“The things that pop off the screen to me that are unique to most teams is these guys do it all, so they have our respect,” Ravens Defensive Coordinator Mike Macdonald said. They throw their hat in there on the run game. They’re basically used like an extension of the tight ends in the run game; all the formations are very condensed. Not all receivers are willing to do that and do it effectively. They’re able to do that. It’s very unselfish of them, which speaks to their program and how they operate there.
Ravens’ third-year pro Brandon Stephens has been a shutdown corner during his breakout season despite being the most targeted player at his position. All signs are pointing toward three-time Pro Bowler Marlon Humphrey making his return following a two-game absence due to a calf injury. Humphrey was a full participant in practice on Wednesday and Thursday. They also have quality depth behind them as well as in the nickel spot with veterans Arthur Maulet, Rock Ya-Sin, and Ronald Darby.
Ravens pass rush vs. Rams pass protection
Even though Baltimore was on a bye in Week 13, their 47 sacks in 12 games still lead the league. Their potent pass rush will be well-rested and ready to get back on the hunt this week. While the Rams’ starting offensive line is far from a star-studded lineup, they have improved over the course of the season. With some assistance from the scheme and the occasional additional blocker, they’ve managed to yield the fourth-fewest sacks in the league with just 22.
However, Rams’ head coach Sean McVay and quarterback Matthew Stafford, who is a renowned gunslinger and likes to get the ball out quickly, have yet to faceoff against Macdonald. Macdonald is becoming renowned for his creative and deceptive pressure packages.
Sunday will truly be a masterclass of chess match between two brilliant young coaches, but this isn’t the first time that Macdonald is facing off with a fellow wunderkind. His unit had their three most complete performances against the likes of Ben Johnson and the Detroit Lions in Week 7 (38-6), Shane Waldron and the Seattle Seahawks in Week 9 (37-3), and Kellen Moore and the Los Angeles Chargers in Week 12 (20-10).
“It’s definitely a big challenge of what you’re trying to take away at any given moment,” Macdonald said. “So, [the Rams] do it just as good as anybody in the league, and a lot of it looks the same with the guys, so a lot of it comes down to our communication, diagnosing the play and then obviously handling our responsibilities. But with the formations that they create and staying in the same personnel, it’s a little bit unique compared to a lot of teams that we’ve played this year.”
DB Kyle Hamilton vs. RB Kyren Williams

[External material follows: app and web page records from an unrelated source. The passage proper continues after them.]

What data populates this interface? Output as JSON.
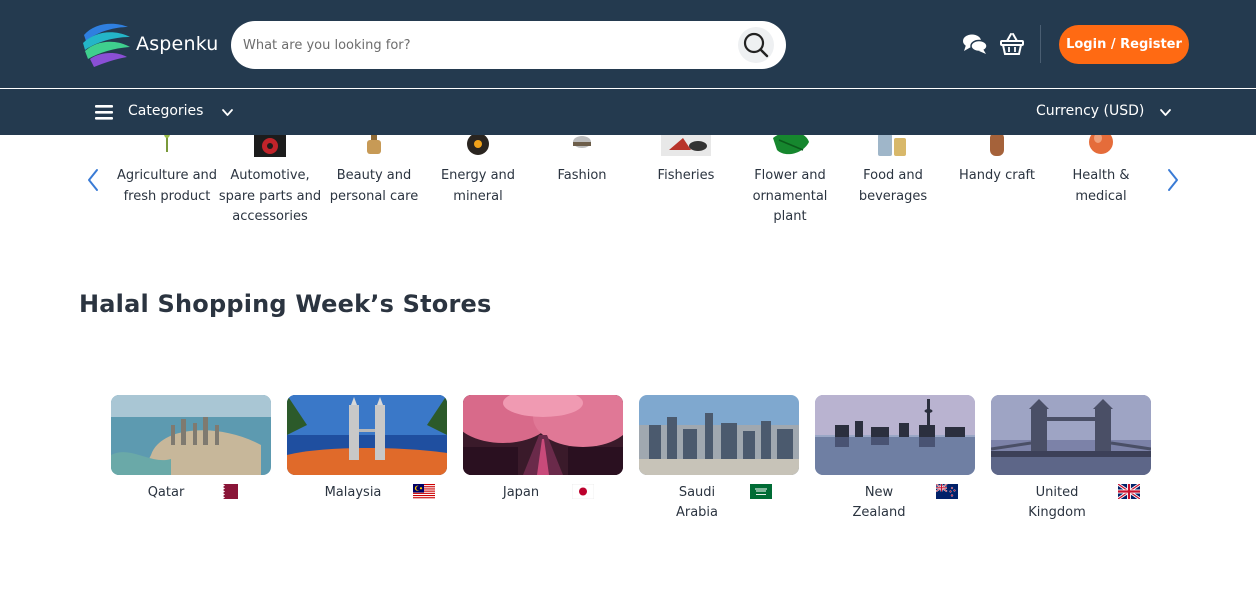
{
  "header": {
    "logo_text": "Aspenku",
    "search_placeholder": "What are you looking for?",
    "login_label": "Login / Register",
    "colors": {
      "bar": "#243a4f",
      "accent": "#ff6a13"
    },
    "icons": [
      "search-icon",
      "chat-icon",
      "basket-icon"
    ]
  },
  "category_bar": {
    "categories_label": "Categories",
    "currency_label": "Currency (USD)",
    "icons": [
      "menu-icon",
      "chevron-down-icon"
    ]
  },
  "categories": [
    {
      "name": "Agriculture and fresh product"
    },
    {
      "name": "Automotive, spare parts and accessories"
    },
    {
      "name": "Beauty and personal care"
    },
    {
      "name": "Energy and mineral"
    },
    {
      "name": "Fashion"
    },
    {
      "name": "Fisheries"
    },
    {
      "name": "Flower and ornamental plant"
    },
    {
      "name": "Food and beverages"
    },
    {
      "name": "Handy craft"
    },
    {
      "name": "Health & medical"
    }
  ],
  "stores_section": {
    "title": "Halal Shopping Week’s Stores",
    "stores": [
      {
        "name": "Qatar",
        "flag": "qatar-flag"
      },
      {
        "name": "Malaysia",
        "flag": "malaysia-flag"
      },
      {
        "name": "Japan",
        "flag": "japan-flag"
      },
      {
        "name": "Saudi Arabia",
        "flag": "saudi-arabia-flag"
      },
      {
        "name": "New Zealand",
        "flag": "new-zealand-flag"
      },
      {
        "name": "United Kingdom",
        "flag": "united-kingdom-flag"
      }
    ]
  }
}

These two second-year pros played together for three years at Notre Dame from 2019-2021 and are now dynamic weapons in the NFL. Hamilton has been the Ravens’ most consistently impactful defender and is at his best playing near the line of scrimmage. The Rams are 5-3 in games that Williams has played and 1-3 without him. When he’s healthy, he has scored one or more touchdowns in six of his eight games.
“He can pass [protect] if you need him to, he’s obviously going to run the ball, [and] he’s a great pass catcher out of the backfield,” Hamilton said. “I think we’re going to go harder than we were before, because we’re going to have bragging rights in the group chat. He’s a great guy [and] a great player. I’m glad to see him doing well this year.”
Since the return of veteran safety Marcus Williams to the lineup, Hamilton has spent more time in the box where he blitzes, comes crashing down in run support, and blowup screens behind the line of scrimmage. Williams is a three-down running back who runs and catches the ball, as well as pass protects. Therefore, he and Hamilton will likely be seeing a lot of each other whether it’s in coverage, the backfield, in open space, or pass protection.